Exercise details: Among the entries below, find the lines with the word "content" and copy them.

Excerpts from an interface dataset
==================================================
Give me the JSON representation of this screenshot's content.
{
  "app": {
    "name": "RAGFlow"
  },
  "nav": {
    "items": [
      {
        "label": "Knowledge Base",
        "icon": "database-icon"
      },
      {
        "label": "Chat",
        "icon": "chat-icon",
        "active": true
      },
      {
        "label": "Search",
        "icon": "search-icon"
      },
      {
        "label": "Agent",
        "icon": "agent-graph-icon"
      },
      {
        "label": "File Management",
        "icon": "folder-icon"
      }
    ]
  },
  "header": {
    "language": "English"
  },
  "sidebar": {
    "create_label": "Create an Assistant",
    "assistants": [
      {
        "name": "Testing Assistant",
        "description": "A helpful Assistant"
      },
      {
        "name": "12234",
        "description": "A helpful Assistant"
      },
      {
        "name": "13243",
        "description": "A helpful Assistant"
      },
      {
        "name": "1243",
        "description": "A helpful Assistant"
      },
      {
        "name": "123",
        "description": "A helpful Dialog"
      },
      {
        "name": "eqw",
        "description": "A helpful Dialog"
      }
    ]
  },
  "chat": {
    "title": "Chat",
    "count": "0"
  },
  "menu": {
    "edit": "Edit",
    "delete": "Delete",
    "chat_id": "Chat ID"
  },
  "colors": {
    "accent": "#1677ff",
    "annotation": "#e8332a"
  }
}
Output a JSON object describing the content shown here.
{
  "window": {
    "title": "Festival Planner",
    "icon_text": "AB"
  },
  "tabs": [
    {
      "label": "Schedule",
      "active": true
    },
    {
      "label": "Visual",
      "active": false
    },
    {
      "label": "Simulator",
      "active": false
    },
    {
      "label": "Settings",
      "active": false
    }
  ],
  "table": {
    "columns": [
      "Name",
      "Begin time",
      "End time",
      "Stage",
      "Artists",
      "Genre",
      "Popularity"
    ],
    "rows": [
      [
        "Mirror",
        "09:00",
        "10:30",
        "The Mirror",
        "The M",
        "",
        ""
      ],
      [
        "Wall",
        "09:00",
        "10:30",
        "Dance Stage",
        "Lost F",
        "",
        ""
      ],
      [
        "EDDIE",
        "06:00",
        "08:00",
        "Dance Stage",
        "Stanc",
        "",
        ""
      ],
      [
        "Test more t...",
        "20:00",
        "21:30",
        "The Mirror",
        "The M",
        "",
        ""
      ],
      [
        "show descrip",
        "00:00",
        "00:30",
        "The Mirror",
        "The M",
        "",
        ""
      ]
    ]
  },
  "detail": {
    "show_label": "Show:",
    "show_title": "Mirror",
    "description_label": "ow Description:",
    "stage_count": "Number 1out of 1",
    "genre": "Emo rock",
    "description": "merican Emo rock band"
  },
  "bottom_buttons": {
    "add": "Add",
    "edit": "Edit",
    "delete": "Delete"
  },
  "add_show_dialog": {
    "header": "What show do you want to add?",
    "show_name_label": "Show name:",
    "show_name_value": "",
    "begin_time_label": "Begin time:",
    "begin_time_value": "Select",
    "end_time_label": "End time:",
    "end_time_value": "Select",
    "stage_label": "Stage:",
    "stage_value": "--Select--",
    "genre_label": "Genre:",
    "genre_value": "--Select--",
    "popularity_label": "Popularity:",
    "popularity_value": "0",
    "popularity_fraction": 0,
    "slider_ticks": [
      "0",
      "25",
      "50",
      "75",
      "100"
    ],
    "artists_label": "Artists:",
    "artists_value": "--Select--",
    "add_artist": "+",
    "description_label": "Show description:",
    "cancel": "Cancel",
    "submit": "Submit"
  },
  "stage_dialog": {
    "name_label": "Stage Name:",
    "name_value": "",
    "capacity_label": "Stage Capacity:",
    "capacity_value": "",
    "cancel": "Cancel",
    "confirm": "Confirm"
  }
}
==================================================
Response to this task:
Give me the JSON representation of this screenshot's content.
Output a JSON object describing the content shown here.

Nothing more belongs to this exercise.